* [Dataset excerpts]:
----------

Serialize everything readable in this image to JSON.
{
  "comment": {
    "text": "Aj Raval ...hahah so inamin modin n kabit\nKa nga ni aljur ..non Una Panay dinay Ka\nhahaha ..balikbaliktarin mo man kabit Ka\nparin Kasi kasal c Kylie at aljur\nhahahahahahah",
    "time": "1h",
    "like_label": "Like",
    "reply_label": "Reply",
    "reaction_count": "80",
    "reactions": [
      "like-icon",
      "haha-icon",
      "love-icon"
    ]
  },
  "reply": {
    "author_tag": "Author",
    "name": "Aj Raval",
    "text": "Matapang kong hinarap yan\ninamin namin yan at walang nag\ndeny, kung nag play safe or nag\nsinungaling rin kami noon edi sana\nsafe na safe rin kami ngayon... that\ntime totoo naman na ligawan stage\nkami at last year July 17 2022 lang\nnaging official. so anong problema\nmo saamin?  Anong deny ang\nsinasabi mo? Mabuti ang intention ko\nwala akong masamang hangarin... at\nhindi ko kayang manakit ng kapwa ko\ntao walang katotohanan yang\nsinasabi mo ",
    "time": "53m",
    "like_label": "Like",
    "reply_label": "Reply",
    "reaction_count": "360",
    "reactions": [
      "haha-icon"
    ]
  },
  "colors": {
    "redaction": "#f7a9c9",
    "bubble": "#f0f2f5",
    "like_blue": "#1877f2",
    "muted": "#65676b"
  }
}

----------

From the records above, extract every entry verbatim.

* [Task solution]:
Serialize everything readable in this image to JSON.
{
  "comment": {
    "text": "Aj Raval ...hahah so inamin modin n kabit\nKa nga ni aljur ..non Una Panay dinay Ka\nhahaha ..balikbaliktarin mo man kabit Ka\nparin Kasi kasal c Kylie at aljur\nhahahahahahah",
    "time": "1h",
    "like_label": "Like",
    "reply_label": "Reply",
    "reaction_count": "80",
    "reactions": [
      "like-icon",
      "haha-icon",
      "love-icon"
    ]
  },
  "reply": {
    "author_tag": "Author",
    "name": "Aj Raval",
    "text": "Matapang kong hinarap yan\ninamin namin yan at walang nag\ndeny, kung nag play safe or nag\nsinungaling rin kami noon edi sana\nsafe na safe rin kami ngayon... that\ntime totoo naman na ligawan stage\nkami at last year July 17 2022 lang\nnaging official. so anong problema\nmo saamin?  Anong deny ang\nsinasabi mo? Mabuti ang intention ko\nwala akong masamang hangarin... at\nhindi ko kayang manakit ng kapwa ko\ntao walang katotohanan yang\nsinasabi mo ",
    "time": "53m",
    "like_label": "Like",
    "reply_label": "Reply",
    "reaction_count": "360",
    "reactions": [
      "haha-icon"
    ]
  },
  "colors": {
    "redaction": "#f7a9c9",
    "bubble": "#f0f2f5",
    "like_blue": "#1877f2",
    "muted": "#65676b"
  }
}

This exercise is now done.